My bedroom is too small for a desk, or even a chair, so I sat on the floor and read the entire thing in one sitting. Like the majority of his collections, the essays range from his childhood to his sexual misadventures to his embarrassments and neuroses. His willingness to share his humiliations with the world is perhaps what makes him so endearing as a writer. Any great author can tackle journeys of self-discovery or periods of heartache, but it takes an impressive amount of unabashed bravery to humorously retell tales of late puberty and genital warts.
In “Escape Home,” my favorite essay in the collection, Ames writes: “I rent my apartment in Brooklyn but I don’t have a home. My parents are still my home. I am part of a vast generation of people who live perpetually as if they have just graduated from college. I wear a backpack and have no savings.”

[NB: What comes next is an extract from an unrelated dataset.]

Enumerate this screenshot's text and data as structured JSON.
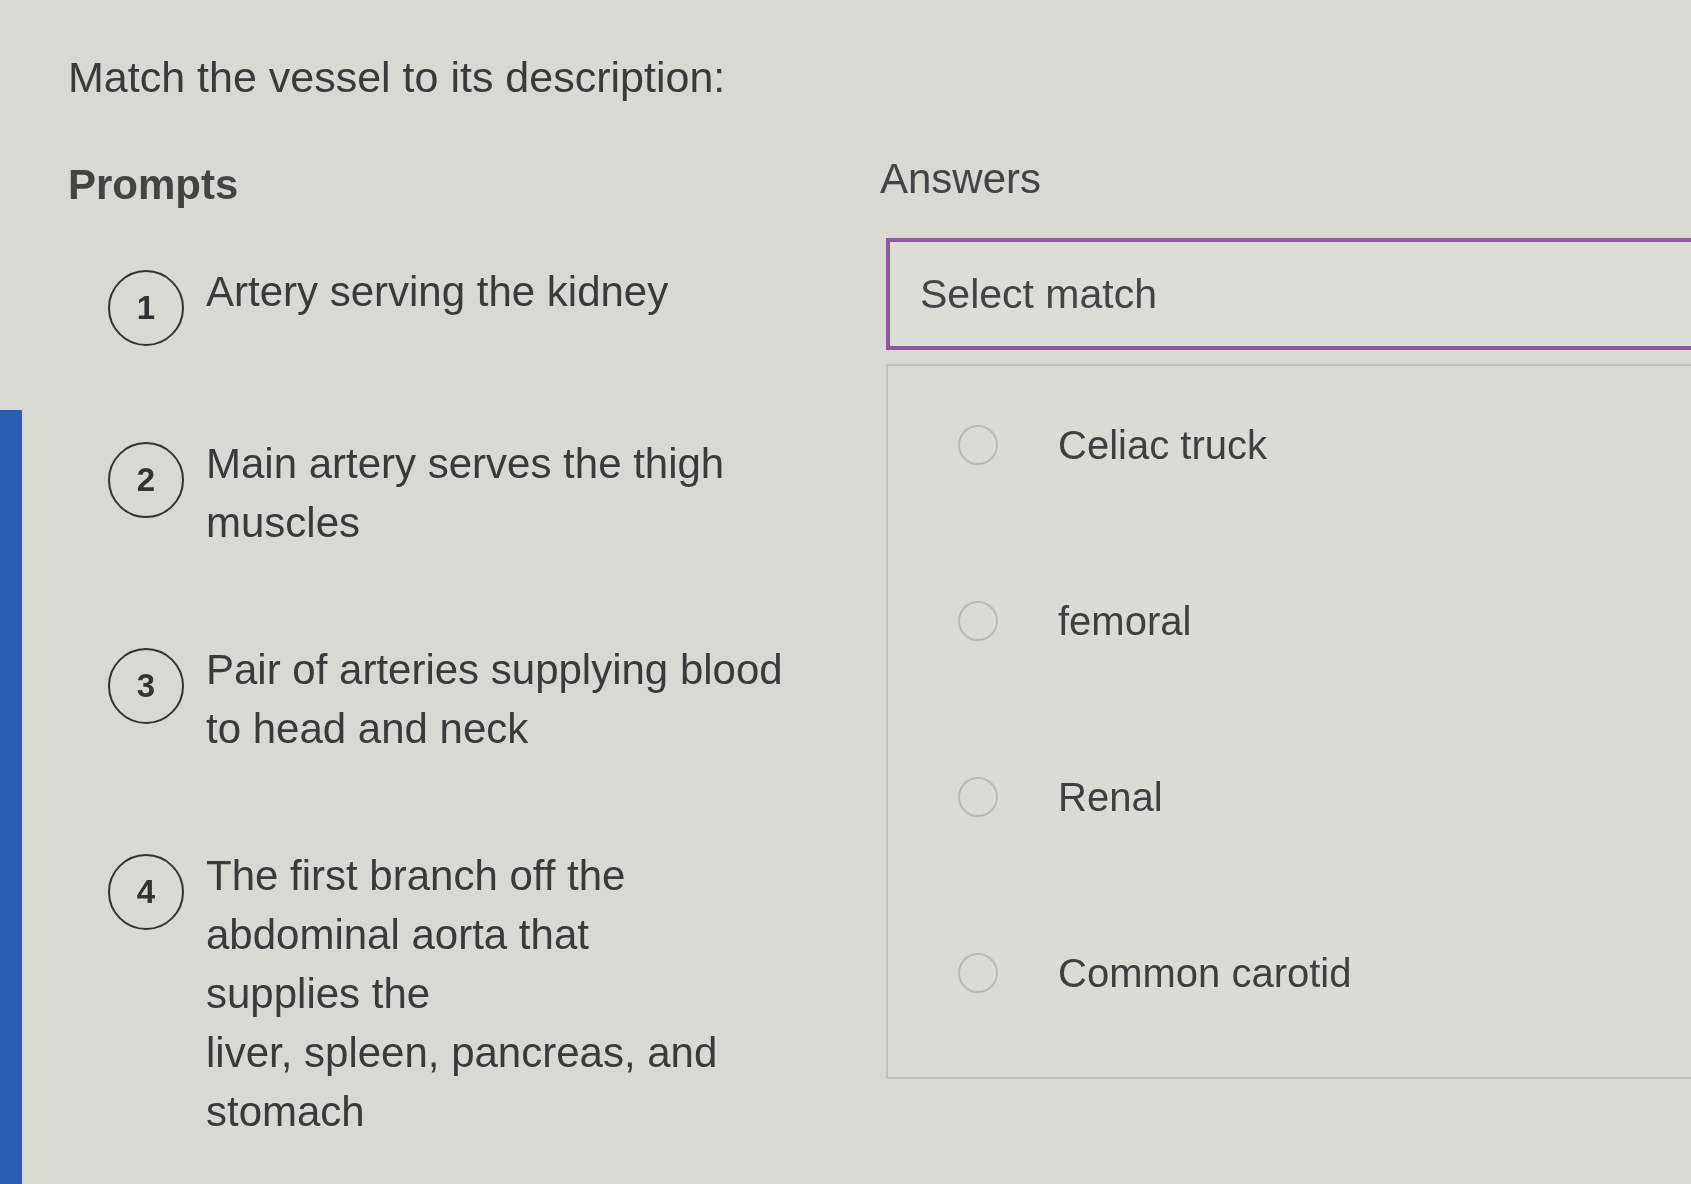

Post-collegiate limbo is a common place to be after graduation. It’s especially common, I’ve learned, when living in a city where friends from freshman year are now a few blocks away, roughly the same distance our dormitories were while living on campus. It’s common when you’re still using a backpack to transport beer between buildings as you walk around, discussing over-drafted bank accounts and jobs unrelated to our degrees.
But it’s almost necessary to have that year. There’s a scene in Noah Baumbach’s film Kicking and Screaming where Grover tries to talk his girlfriend out of moving to Prague by saying she’s only “postponing that ‘get started’ year”—even if she leaves, the emotional paralysis will just wait for her to return. My concern was not with the existence of this paralysis and self-doubt, but with how long it would take before I was cured—a concern that was only exacerbated by the bombardment of articles berating twenty-somethings for taking too long to grow up.
Fortunately Ames offer comfort for this, too: “I console myself with the thought that people live longer nowadays so it makes sense that some of us take longer to mature.” It’s a fairly simplistic sentiment, but it’s a sentiment that’s incredibly reassuring, one that I’ll probably continue telling myself even when I’m well out of my twenties.